*Exercise goal*
Among the entries below, find each line holding "在每天的" and return it.

# # #

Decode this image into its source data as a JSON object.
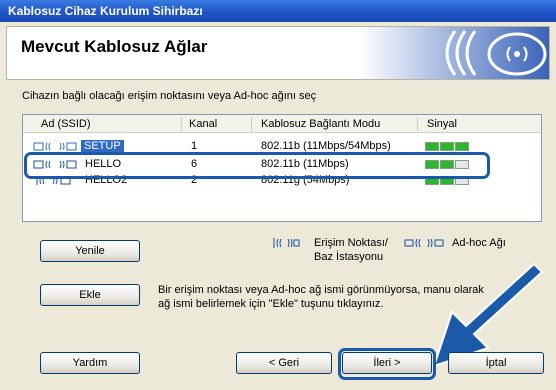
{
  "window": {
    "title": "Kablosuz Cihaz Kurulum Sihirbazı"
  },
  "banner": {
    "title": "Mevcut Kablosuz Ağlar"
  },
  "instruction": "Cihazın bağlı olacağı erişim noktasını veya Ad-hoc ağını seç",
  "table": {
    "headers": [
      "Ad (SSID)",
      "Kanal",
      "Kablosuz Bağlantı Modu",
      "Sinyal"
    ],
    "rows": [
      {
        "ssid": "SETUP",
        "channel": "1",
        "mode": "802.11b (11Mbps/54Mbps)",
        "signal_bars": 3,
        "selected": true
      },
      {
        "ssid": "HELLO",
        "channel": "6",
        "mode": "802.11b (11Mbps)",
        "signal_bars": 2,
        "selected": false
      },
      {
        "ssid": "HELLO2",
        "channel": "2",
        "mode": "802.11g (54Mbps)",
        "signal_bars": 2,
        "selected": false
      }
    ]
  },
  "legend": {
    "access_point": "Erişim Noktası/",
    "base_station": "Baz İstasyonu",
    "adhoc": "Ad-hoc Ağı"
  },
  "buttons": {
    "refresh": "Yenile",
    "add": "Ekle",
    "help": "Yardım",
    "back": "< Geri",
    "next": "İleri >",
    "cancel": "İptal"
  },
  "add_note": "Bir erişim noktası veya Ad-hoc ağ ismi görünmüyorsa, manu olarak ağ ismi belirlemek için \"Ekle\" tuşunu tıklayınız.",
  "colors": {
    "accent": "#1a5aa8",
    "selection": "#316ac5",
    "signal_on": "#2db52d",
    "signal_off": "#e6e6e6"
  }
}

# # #

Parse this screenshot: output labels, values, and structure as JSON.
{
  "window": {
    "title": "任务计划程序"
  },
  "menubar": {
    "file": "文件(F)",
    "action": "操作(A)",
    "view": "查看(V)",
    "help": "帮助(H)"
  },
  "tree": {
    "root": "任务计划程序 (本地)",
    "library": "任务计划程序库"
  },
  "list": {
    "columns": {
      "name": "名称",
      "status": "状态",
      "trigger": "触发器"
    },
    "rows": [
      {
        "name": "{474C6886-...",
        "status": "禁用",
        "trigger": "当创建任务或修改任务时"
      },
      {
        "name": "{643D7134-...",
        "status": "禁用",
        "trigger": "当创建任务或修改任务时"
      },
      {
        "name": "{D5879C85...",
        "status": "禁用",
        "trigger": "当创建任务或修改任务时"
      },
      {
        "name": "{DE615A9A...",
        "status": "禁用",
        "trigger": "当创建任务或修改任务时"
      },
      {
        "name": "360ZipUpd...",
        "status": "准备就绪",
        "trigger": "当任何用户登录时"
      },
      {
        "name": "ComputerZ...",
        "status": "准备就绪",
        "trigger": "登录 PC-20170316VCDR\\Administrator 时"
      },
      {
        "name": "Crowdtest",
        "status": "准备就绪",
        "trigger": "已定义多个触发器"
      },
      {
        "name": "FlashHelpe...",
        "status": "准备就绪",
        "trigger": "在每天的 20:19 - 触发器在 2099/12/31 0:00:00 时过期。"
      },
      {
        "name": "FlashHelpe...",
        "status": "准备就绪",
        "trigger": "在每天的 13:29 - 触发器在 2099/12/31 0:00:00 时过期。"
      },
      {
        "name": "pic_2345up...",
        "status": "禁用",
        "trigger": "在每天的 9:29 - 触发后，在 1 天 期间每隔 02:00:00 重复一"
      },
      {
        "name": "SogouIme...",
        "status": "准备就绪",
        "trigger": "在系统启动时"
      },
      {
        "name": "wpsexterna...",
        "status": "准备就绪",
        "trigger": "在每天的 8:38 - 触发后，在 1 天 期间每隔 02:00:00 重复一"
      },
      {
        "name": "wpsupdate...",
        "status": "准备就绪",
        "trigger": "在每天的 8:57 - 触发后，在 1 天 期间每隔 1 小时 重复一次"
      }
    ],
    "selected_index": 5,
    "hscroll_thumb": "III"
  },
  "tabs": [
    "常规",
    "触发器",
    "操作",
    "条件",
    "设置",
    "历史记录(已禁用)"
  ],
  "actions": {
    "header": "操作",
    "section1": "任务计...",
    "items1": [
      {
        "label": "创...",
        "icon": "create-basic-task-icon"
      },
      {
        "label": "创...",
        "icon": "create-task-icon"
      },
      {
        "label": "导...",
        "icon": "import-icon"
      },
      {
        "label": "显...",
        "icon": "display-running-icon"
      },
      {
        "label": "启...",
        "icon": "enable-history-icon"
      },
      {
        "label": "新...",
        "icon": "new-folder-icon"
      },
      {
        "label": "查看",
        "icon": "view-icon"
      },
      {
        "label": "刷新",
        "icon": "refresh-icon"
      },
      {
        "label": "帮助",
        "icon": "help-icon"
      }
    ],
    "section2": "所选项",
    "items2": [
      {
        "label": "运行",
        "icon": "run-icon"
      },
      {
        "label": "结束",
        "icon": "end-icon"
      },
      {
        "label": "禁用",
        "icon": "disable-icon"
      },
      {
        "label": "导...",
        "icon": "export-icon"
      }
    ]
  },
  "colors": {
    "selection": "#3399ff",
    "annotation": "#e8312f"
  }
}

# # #

*Answer box*
        "trigger": "在每天的 20:19 - 触发器在 2099/12/31 0:00:00 时过期。"
        "trigger": "在每天的 13:29 - 触发器在 2099/12/31 0:00:00 时过期。"
        "trigger": "在每天的 9:29 - 触发后，在 1 天 期间每隔 02:00:00 重复一"
        "trigger": "在每天的 8:38 - 触发后，在 1 天 期间每隔 02:00:00 重复一"
        "trigger": "在每天的 8:57 - 触发后，在 1 天 期间每隔 1 小时 重复一次"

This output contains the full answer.